WORK REQUIRED:
Copy every record below exactly as written, but leave out the pictures.

ENTRIES SUPPLIED:

-.-.-

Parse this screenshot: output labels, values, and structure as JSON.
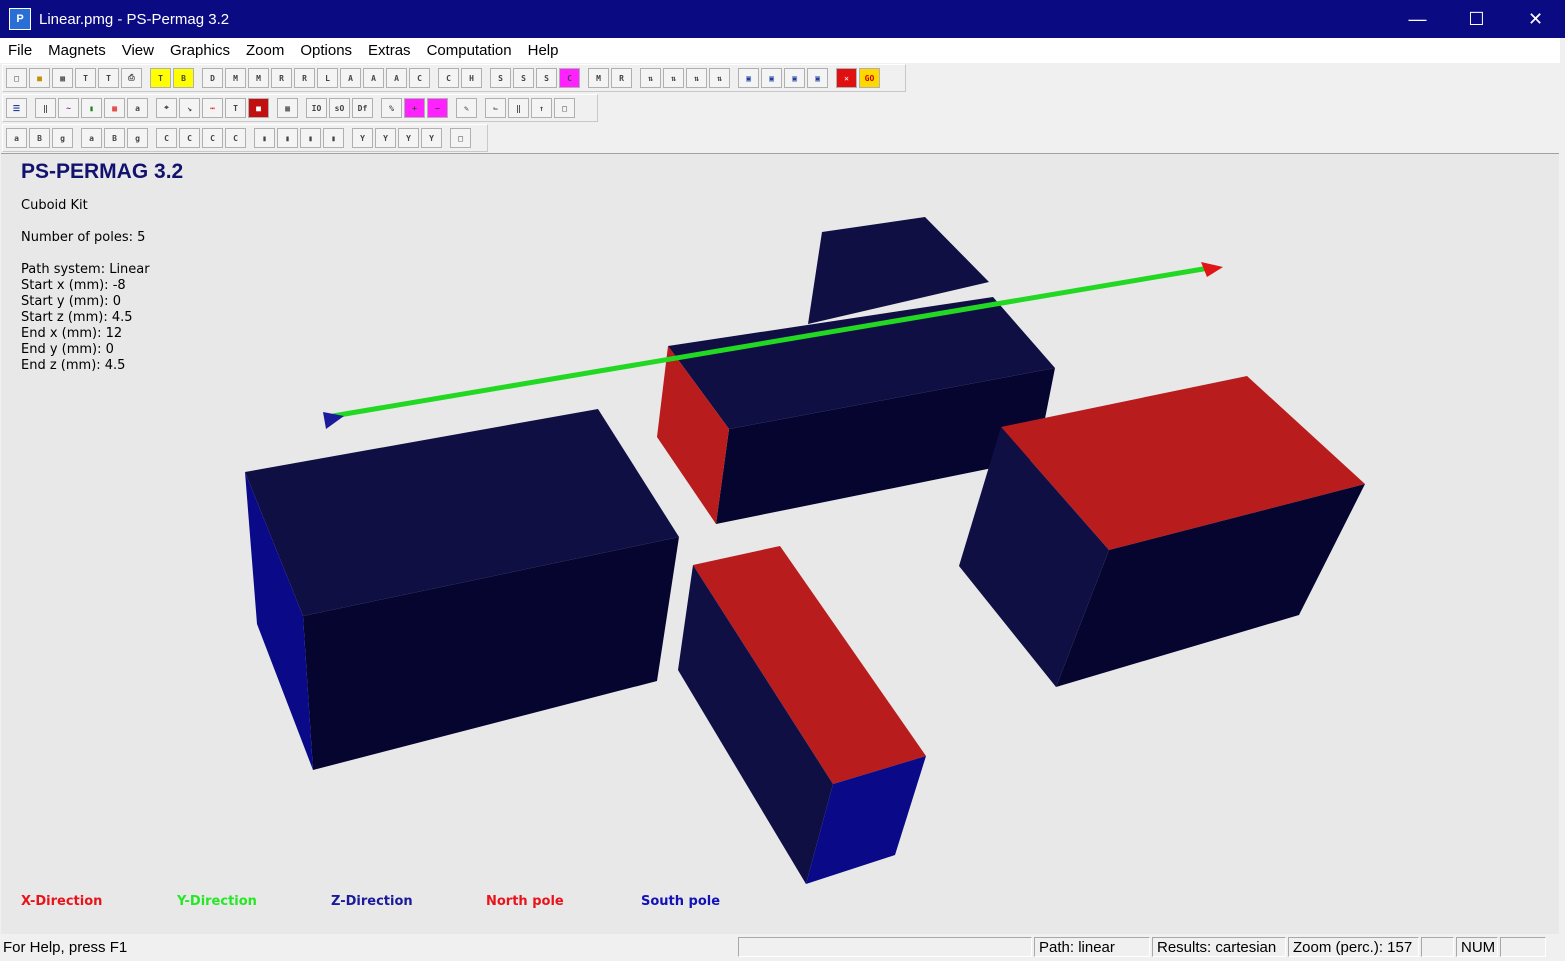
{
  "window": {
    "title": "Linear.pmg - PS-Permag 3.2",
    "app_icon": "P"
  },
  "menu": [
    "File",
    "Magnets",
    "View",
    "Graphics",
    "Zoom",
    "Options",
    "Extras",
    "Computation",
    "Help"
  ],
  "info": {
    "heading": "PS-PERMAG 3.2",
    "kit": "Cuboid Kit",
    "poles": "Number of poles: 5",
    "path_system": "Path system: Linear",
    "start_x": "Start x (mm): -8",
    "start_y": "Start y (mm): 0",
    "start_z": "Start z (mm): 4.5",
    "end_x": "End x (mm): 12",
    "end_y": "End y (mm): 0",
    "end_z": "End z (mm): 4.5"
  },
  "legend": {
    "x": {
      "label": "X-Direction",
      "color": "#e8141a"
    },
    "y": {
      "label": "Y-Direction",
      "color": "#25e825"
    },
    "z": {
      "label": "Z-Direction",
      "color": "#1a1a9a"
    },
    "north": {
      "label": "North pole",
      "color": "#e8141a"
    },
    "south": {
      "label": "South pole",
      "color": "#1212b8"
    }
  },
  "colors": {
    "north": "#b91c1c",
    "south_top": "#0f0f44",
    "south_front": "#050530",
    "south_side": "#0a0a88"
  },
  "status": {
    "help": "For Help, press F1",
    "path": "Path: linear",
    "results": "Results: cartesian",
    "zoom": "Zoom (perc.): 157",
    "num": "NUM"
  }
}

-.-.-

SOLUTION FOR THIS EXERCISE:
Parse this screenshot: output labels, values, and structure as JSON.
{
  "window": {
    "title": "Linear.pmg - PS-Permag 3.2",
    "app_icon": "P"
  },
  "menu": [
    "File",
    "Magnets",
    "View",
    "Graphics",
    "Zoom",
    "Options",
    "Extras",
    "Computation",
    "Help"
  ],
  "info": {
    "heading": "PS-PERMAG 3.2",
    "kit": "Cuboid Kit",
    "poles": "Number of poles: 5",
    "path_system": "Path system: Linear",
    "start_x": "Start x (mm): -8",
    "start_y": "Start y (mm): 0",
    "start_z": "Start z (mm): 4.5",
    "end_x": "End x (mm): 12",
    "end_y": "End y (mm): 0",
    "end_z": "End z (mm): 4.5"
  },
  "legend": {
    "x": {
      "label": "X-Direction",
      "color": "#e8141a"
    },
    "y": {
      "label": "Y-Direction",
      "color": "#25e825"
    },
    "z": {
      "label": "Z-Direction",
      "color": "#1a1a9a"
    },
    "north": {
      "label": "North pole",
      "color": "#e8141a"
    },
    "south": {
      "label": "South pole",
      "color": "#1212b8"
    }
  },
  "colors": {
    "north": "#b91c1c",
    "south_top": "#0f0f44",
    "south_front": "#050530",
    "south_side": "#0a0a88"
  },
  "status": {
    "help": "For Help, press F1",
    "path": "Path: linear",
    "results": "Results: cartesian",
    "zoom": "Zoom (perc.): 157",
    "num": "NUM"
  }
}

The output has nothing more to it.